A most unusual manuscript map of Shanghai dating to roughly 1874. Oriented to the south, the map follows the course of the Huangpu River from its confluence with the Yangtze River and the Baoshan Waterway. Although unattributed, the map is most likely the work of Sudo Katsuzō (湏藤 / 湏藤勝三), a Japanese diplomat and cartographer who served on a mission to Taiwan and China following the Mudan Incident of 1871. The goal of the mission was to negotiate reparations with the Qing for 54 cannibalized Ryūkyūan sailors.
On the MapThe map follows the course of the Huangpu inland as far as Shanghai bend, noting the circular fortified Chinese City that was the original Shanghai. It also shows development along the waterfront and along Suzhou Creek (or Soochow Creek) / Wusong (Woosung) River, reflecting the Shanghai Bund and Foreign Concessions. A fort and some construction are also noted at the mouth of the Huangpu.

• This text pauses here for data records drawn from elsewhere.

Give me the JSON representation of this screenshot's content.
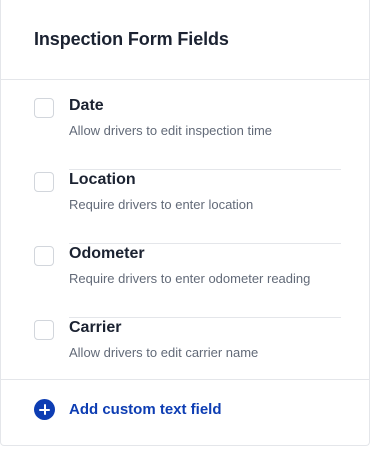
{
  "header": {
    "title": "Inspection Form Fields"
  },
  "fields": [
    {
      "label": "Date",
      "description": "Allow drivers to edit inspection time",
      "checked": false
    },
    {
      "label": "Location",
      "description": "Require drivers to enter location",
      "checked": false
    },
    {
      "label": "Odometer",
      "description": "Require drivers to enter odometer reading",
      "checked": false
    },
    {
      "label": "Carrier",
      "description": "Allow drivers to edit carrier name",
      "checked": false
    }
  ],
  "footer": {
    "add_label": "Add custom text field",
    "add_icon": "plus-circle-icon"
  },
  "colors": {
    "accent": "#0d3db3",
    "title": "#1b2231",
    "muted": "#626a78",
    "border": "#e4e6ea"
  }
}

Publication History and CensusManuscript. One of a kind piece.
Sudo Katsuzō (湏藤 / 湏藤勝三; c. 1848 - c. 1874) was a Japanese cartographer of Tochigi Prefecture (栃木県 / Tochigi-ken), Japan. Sudo was part of an 1874 mission to Taiwan and subsequently to the mainland of China. As part of this expedition, he produced a series of maps detailing Taiwan and some major cities in Fujian, including Fuzhou and Xiamen. The quality and execution of the maps suggest that he was experienced in both western and Japanese cartographic styles, indicating that he may have had training as a military engineer. Sudo apparently died of an unknown illness shortly after the maps were made, at just 26, so it is not surprising that little is recorded regarding his history. His maps were subsequently collected by his brother and remained in the family until recently. Learn More...
Very good. Wide margins. Manuscript.